Good design can often lead to ‘smarter’ packages. Fresh meats, fish, fruits and vegetables which release liquids that need to be captured and separated from the product to extend shelf life, as well as presenting a more appealing product to consumers can now be achieved without the need of absorber pads, it is claimed. The new GravityTray offers another solution.
Fluids generated, like blood from meat or water dripping from washed vegetables, funnels down the center of the GravityTray into channels and in a separate bottom chamber where it is trapped. This eliminates the need for and cost of an absorber pad—and keeps the unsightly and potentially damaging liquid away from the food, even if the tray is turned upside down, says the company.
Traditional absorption pads—containing blood from a cut of fresh meat in a tray, for example—can harbour bacteria and create a food safety danger.
Rinze Willemsen, CEO of TMi-Capital, the maker of the patented GravityTray, explains how the design of the thermoformed container makes that possible, “Because of a unique technique, it is impossible for the fluid to come back out of the bottom chamber. The fluid in the bottom chamber cannot flow back to the top chamber with the meat or fish because the wall between these chambers has a ‘funnel’ shape. The fluid in the top chamber runs to the centre of this funnel and then through the outlet to the bottom chamber.”
“When turning the tray on its side or upside down, the outlet of the funnel is positioned above the liquid in the bottom. This ‘funnel outlet’ is pointing above this liquid like a chimney,” he adds.
The tray can be made of polypropylene or polyethylene, and is filled and sealed on existing packaging systems with typical lidding film. According to the company, the tray’s material weight is the same as current trays, as well as its top-load strength.
A foil sheet formed and sealed underneath the tray provides branding and merchandising, effectively concealing the captured liquid.

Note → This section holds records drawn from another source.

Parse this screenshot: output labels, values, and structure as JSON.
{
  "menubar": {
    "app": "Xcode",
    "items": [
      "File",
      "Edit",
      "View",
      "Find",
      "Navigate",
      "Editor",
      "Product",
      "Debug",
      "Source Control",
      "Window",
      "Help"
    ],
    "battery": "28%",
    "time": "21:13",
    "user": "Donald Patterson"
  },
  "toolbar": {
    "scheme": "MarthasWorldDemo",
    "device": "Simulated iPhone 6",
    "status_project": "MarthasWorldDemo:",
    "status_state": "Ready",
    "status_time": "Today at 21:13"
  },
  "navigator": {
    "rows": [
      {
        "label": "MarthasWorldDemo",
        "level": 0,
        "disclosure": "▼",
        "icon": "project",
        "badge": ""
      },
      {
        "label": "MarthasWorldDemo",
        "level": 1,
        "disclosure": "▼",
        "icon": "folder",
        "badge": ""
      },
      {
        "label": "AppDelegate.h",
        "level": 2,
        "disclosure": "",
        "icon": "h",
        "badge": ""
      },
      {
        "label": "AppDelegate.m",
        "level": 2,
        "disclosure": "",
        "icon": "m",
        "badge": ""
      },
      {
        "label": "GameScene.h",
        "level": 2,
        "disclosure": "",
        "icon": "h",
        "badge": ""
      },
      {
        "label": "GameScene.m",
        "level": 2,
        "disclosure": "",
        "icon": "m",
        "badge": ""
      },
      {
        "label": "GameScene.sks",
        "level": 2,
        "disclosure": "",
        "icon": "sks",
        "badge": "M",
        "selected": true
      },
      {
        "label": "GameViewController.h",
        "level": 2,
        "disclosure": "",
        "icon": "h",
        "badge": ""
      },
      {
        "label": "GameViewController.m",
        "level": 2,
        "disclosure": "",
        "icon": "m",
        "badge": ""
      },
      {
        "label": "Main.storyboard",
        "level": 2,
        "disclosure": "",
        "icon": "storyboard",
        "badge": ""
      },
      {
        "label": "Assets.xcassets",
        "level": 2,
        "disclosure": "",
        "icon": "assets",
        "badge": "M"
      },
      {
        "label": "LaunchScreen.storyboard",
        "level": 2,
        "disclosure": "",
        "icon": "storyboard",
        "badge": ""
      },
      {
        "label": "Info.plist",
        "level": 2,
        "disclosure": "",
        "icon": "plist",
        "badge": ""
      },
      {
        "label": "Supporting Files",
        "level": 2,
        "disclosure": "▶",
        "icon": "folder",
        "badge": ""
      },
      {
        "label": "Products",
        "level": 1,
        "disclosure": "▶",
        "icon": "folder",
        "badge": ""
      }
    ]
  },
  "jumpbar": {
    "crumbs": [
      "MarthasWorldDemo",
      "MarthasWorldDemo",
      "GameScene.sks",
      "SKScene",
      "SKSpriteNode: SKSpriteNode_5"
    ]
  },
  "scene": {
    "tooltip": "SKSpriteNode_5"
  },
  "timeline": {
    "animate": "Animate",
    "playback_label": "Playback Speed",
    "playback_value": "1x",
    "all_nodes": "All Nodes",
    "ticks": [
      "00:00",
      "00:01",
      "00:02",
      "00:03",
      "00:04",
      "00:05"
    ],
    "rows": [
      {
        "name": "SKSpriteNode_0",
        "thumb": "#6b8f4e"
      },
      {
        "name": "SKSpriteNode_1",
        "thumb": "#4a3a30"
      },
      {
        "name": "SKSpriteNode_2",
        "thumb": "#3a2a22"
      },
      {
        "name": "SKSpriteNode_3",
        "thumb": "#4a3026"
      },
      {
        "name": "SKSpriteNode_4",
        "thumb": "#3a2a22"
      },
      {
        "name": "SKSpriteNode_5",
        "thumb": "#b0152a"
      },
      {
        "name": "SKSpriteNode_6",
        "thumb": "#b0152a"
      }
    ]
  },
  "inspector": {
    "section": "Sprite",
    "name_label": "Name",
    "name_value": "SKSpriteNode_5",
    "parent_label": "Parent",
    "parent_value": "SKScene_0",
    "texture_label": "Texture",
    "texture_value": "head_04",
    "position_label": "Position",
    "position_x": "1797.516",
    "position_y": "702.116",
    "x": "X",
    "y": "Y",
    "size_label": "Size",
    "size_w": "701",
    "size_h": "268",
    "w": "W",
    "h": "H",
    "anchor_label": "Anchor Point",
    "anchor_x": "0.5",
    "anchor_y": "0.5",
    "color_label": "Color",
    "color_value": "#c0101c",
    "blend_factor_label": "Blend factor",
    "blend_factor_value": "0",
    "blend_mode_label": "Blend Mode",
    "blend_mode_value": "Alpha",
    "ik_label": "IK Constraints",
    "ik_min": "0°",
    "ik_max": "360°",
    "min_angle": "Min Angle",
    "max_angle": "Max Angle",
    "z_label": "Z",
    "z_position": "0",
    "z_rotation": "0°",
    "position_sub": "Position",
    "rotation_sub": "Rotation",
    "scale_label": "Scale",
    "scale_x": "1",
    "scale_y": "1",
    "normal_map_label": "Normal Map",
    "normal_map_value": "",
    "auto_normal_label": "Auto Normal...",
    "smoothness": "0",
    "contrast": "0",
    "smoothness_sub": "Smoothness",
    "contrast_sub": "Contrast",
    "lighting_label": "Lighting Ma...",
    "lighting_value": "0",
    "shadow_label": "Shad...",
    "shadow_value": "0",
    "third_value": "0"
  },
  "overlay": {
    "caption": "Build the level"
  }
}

“The technical development of the GravityTray was done in the Netherlands. This month, the first production moulds for Europe will be ready,” says Willemsen. “And we are in discussion with USA companies for a manufacturing license agreement.”